There are an estimated 10,000 orphanages or Child Homes in the country, with approximately 500,000 children. Some of the childrenhave lost both parents, and there are others who have been abandoned or whose parent's whereabouts are not known. There are many who have a single parent or an extended family, which is destitute or not able to provide them with care and protection. For these children, an orphanage represents a refuge, an oasis where they are in a sheltered and secure environment.
A well run orphanages can be a nurturing and conducive environment for child care and development. A child can be provided with proper access to education and life and vocational skills so that they grow up to be well-adapted and socially responsible citizens.
However, sadly, most orphanages are not well run. Some surveys report that 42% of children in orphanages are malnourished. There have been news reports of "horror" stories - children malnourished, abused and harassed. Even if they are the exception, most orphanages are below standards even in the basics -toilets, clean water, decent living conditions, nutritious food, hygiene etc. Recreational facilities are non- existent, schooling poor, very little after school educational support. No life skills training, little preparation for a career or livelihood. The emotional needs of a child go unattended. Using a methodology based on the JUVENILE JUSTICE Act requirements, the average score of 60+ orphanages surveyed by us was 22/100.
This pathetic state of orphanages is due to a variety of reasons, but the three most important are paucity of funds, people capabilities and "management knowhow". In most orphanages, funds are limited and very often uncertain and irregular. Thus infrastructure and facilities are poor. The staff - right from the management level, supervisory level and child care workers are not selected carefully and may lack proper motivation and training. The processes and organisation methods are non-existent or outdated. All these issues need to be addressed to bring about a sea change in the quality of child care and outcomes.
At CSA, we see the current situation as an opportunity to make a big difference. Under our Orphanage Transformation work, we have Go Wide and Go Deep programs. The Go Wide programs cover specific needs that are common across most orphanages, for example health check-ups, clean water, nutrition, infrastructure, hygiene, education, recreational facilities, etc. The needs could also be in terms of processes like requirements of Juvenile Justice Act or training of child care workers. Under the Go Wide programs we cover as many orphanages as possible with a cost effective program that has a wide spread impact. Some of our Go Wide programs involve the government officials and other stakeholders to leverage the impact into systemic changes.

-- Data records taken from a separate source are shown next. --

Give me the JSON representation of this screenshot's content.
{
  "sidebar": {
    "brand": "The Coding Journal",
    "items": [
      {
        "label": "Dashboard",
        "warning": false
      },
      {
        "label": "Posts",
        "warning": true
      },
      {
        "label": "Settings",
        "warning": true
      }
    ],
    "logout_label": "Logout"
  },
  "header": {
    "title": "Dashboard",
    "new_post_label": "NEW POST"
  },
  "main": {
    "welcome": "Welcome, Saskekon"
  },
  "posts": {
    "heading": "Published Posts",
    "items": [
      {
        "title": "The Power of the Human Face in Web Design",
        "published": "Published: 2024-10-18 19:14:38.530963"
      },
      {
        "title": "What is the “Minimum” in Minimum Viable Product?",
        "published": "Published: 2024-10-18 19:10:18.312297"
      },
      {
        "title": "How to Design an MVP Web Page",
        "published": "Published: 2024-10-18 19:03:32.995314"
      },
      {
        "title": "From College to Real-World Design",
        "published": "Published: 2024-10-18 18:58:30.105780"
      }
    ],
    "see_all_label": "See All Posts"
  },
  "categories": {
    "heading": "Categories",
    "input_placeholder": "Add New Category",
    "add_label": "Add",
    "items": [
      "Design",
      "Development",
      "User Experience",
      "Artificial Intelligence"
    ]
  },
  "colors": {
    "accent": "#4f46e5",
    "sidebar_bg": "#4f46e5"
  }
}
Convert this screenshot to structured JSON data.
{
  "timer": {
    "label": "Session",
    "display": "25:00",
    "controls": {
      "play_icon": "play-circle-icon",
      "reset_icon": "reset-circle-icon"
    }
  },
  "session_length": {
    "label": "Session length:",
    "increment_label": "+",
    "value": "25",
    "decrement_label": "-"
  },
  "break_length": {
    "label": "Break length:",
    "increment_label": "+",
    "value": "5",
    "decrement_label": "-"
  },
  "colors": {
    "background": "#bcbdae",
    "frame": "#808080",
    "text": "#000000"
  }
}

Most of our Go Wide programs are done with the help of a CSR partner/donor who has an interest in a specific area like Health, Education, Nutrition, Livelihood etc. or contribute in kind, i.e. material requirements and goods used by an orphanage.
Our Go Deep programs are a multi-year engagement with the goal of transforming an orphanage into a model home. We select an orphanage partner for Go Deep programs after due diligence and discussion with theorphanage management trustees to ensure that there is alignment on the basic values and goals. Very often, the Go Deep orphanages are selected from Go Wide partners, since we would already have an engagement with them.
ur programs start with the Basics - Health, Nutrition, WaSH (water, sanitation and hygiene) and child Protection. To address these, we look at underlying issues like toilets, clean drinking water, hygiene kits, training etc. We then move onto educational support, sports and recreation, and life skills. Our support covers all aspects of child development to maximise the potential of each child. Exit preparation is a big gap in most orphanages, but very essential for independent living. As children get to 18 years of age, they get into the Bridge to Livelihood program.
In each area of intervention, our approach is to measure baseline, decide along with the Orphanage management how to fills gaps and not only provide the required assistance, but also put processes in place to ensure their sustainability. We repeat the measurement to ensure that there is clear impact from our programs.
Simultaneously, CSA works with Orphanage trustees to help build capacity of the Orphanage and turn them into model homes which in effect will help them sustain their work at a high level. This includes areas like staff recruitment and training, child data and documentation, compliance with Juvenile Justice Act, processes for different aspects of orphanage management.
Our programs deliver very substantial improvements in health and well-being of children as well as improved educational and development outcomes. We also raise the level of the Child Home itself in terms of their management capability and compliance with government procedures so that they are eligible for funds from government. Our goal is to create a sustainable change in the Institution so that even without CSA support, the work would continue.